UN to Examine Canada’s Record on Right to Food

On January 21, about 50 non-governmental and Indigenous organizations gathered with representatives of nine federal government departments in Ottawa for the first human rights consultation of its kind in close to a decade. Nowadays the tone of Canada’s engagement with the UN - and with civil society groups - is cooperation rather than condemnation.

Is the fundamental human right to food a reality in Canada?

The January consultation was an opportunity for human rights advocates, including Food Secure Canada, to provide their evaluation of the government’s performance in advance of Canada’s review before the UN Committee on Economic, Social and Cultural Rights (CESCR). Professor Emeritus Graham Riches prepared a commentary for Food Secure Canada on the Government’s report. 

Food is a human right and Canada has an international legal obligation to respect it. Countries who have ratified the International Covenant on Economic, Social and Cultural Rights, must guarantee progressive improvement on the realization the right to an adequate standard of living, including the right to food. 

“The right to adequate food is realized when every man, woman and child, alone or in community with others, has physical and economic access at all times to adequate food or means for its procurement.” General Comment 12 (CESCR)

It requires the possibility either to feed oneself directly from productive land or other natural resources, or to purchase food, and includes various elements (availability, accessibility, adequacy). 

Source: Household Food Insecurity in Canada, 2013 by PROOF

With four million Canadians currently experiencing some level of food insecurity including 1.15 million children, Canada is bound to come under critical scrutiny by the expert committee.

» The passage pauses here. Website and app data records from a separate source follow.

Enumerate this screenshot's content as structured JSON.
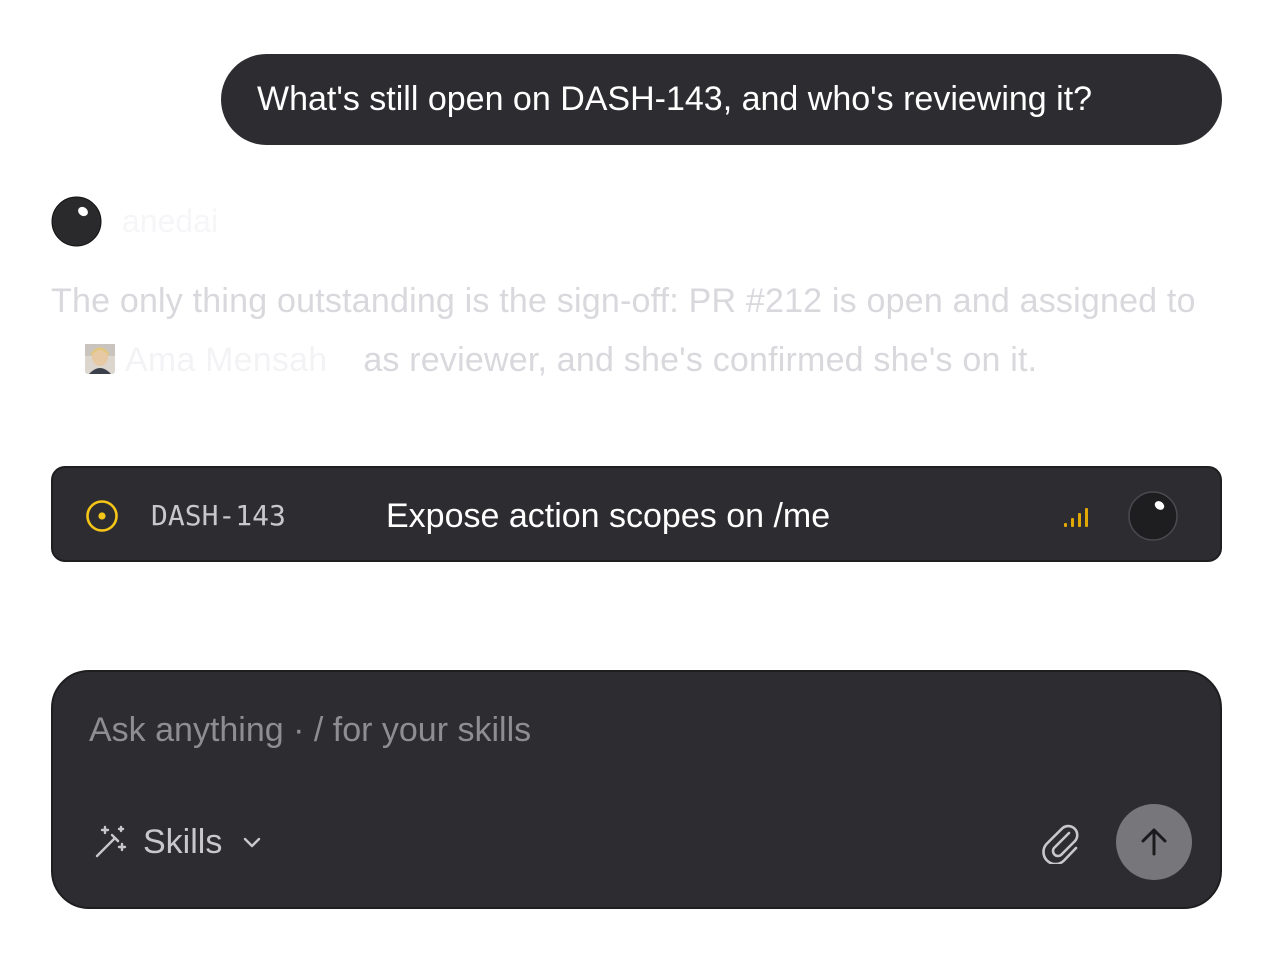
{
  "conversation": {
    "user_message": "What's still open on DASH-143, and who's reviewing it?",
    "assistant": {
      "name": "anedai",
      "message_part1": "The only thing outstanding is the sign-off: PR #212 is open and assigned to",
      "mention_name": "Ama Mensah",
      "message_part2": "as reviewer, and she's confirmed she's on it."
    }
  },
  "issue_card": {
    "id": "DASH-143",
    "title": "Expose action scopes on /me",
    "status_color": "#f5c518",
    "priority_color": "#e0a800"
  },
  "composer": {
    "placeholder": "Ask anything · / for your skills",
    "skills_label": "Skills"
  },
  "icons": {
    "assistant_avatar": "orb-icon",
    "status": "in-progress-circle-icon",
    "priority": "priority-bars-icon",
    "assignee": "orb-icon",
    "skills": "magic-wand-icon",
    "dropdown": "chevron-down-icon",
    "attach": "paperclip-icon",
    "send": "arrow-up-icon"
  }
}
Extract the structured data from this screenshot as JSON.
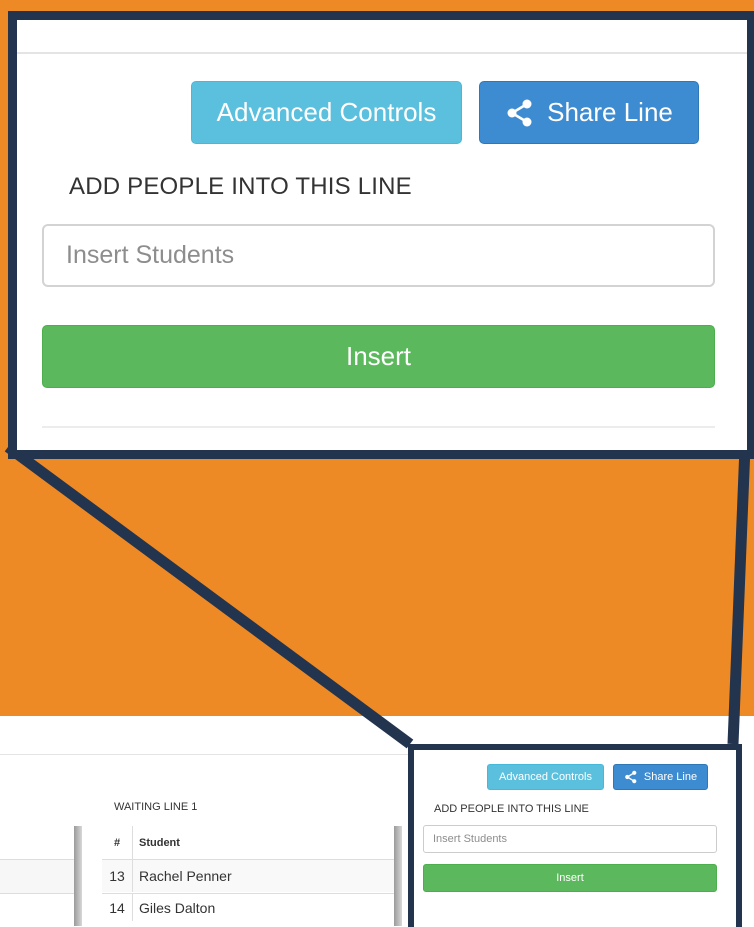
{
  "zoom": {
    "advanced_label": "Advanced Controls",
    "share_label": "Share Line",
    "heading": "ADD PEOPLE INTO THIS LINE",
    "input_placeholder": "Insert Students",
    "insert_label": "Insert"
  },
  "waiting_line": {
    "title": "WAITING LINE 1",
    "headers": [
      "#",
      "Student"
    ],
    "rows": [
      {
        "num": "13",
        "name": "Rachel Penner"
      },
      {
        "num": "14",
        "name": "Giles Dalton"
      }
    ]
  },
  "panel": {
    "advanced_label": "Advanced Controls",
    "share_label": "Share Line",
    "heading": "ADD PEOPLE INTO THIS LINE",
    "input_placeholder": "Insert Students",
    "insert_label": "Insert"
  },
  "colors": {
    "background_orange": "#ee8a26",
    "frame_navy": "#23344e",
    "info_button": "#5bc0de",
    "primary_button": "#3d8bd0",
    "success_button": "#5cb85c"
  },
  "icons": {
    "share": "share-icon"
  }
}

Food insecurity levels are twice as high among minority and indigenous populations, and have reached crisis proportions in the North.

Source: Household Food Insecurity in Canada, 2013 by PROOF

In addition, the overt hostility of the Government of Canada shown to the UN human rights system, and notably to Olivier De Schutter the UN Special Rapporteur on the Right to Food when he came in 2012, will require some careful diplomacy, similar to the “Canada is back” operation at the Climate Change COP21 in Paris last year.

Is Canada back on track with human rights?

During his visit in 2012, Olivier De Schutter was undiplomatically dismissed by several Government ministers at the end of his official mission to Canada after he expressed concerns about the government’s failure to address widespread hunger in so affluent a country as Canada.

Food Secure Canada is hopeful that the tone and the substance of Canada’s engagement with the UN will be different this time around. Like many other organizations, FSC wrote a letter to the Committee underlining our concerns and sharing our optimism about the new opening for a national food policy that will recognize food as a fundamental human right. In addition, we suggested the committee examine the very thoughtful recommendations that were put forward by the UN Special Rapporteur four years ago.

Although Olivier De Schutter’s mandate as Special rapporteur on the right to food finished in 2014 (he was replaced by Hilal Elver), he now sits on the UN Expert Committee that will be reviewing Canada’s record!  It will be great to have such expertise on the Committee, in addition to many Canadian NGOs who are making the trek to Geneva to testify. 

Based on the Eat Think Vote's survey responses during federal election campaign, Canada’s new government does appear to have a genuine interest in tackling the obstacles to accessible, healthy sustainable food in Canada. 

Food Secure Canada will be working with the Social Rights Advocacy Centre and Canada Without Poverty, amongst others, to ensure that food is not forgotten.

Some ways you can get involved with us: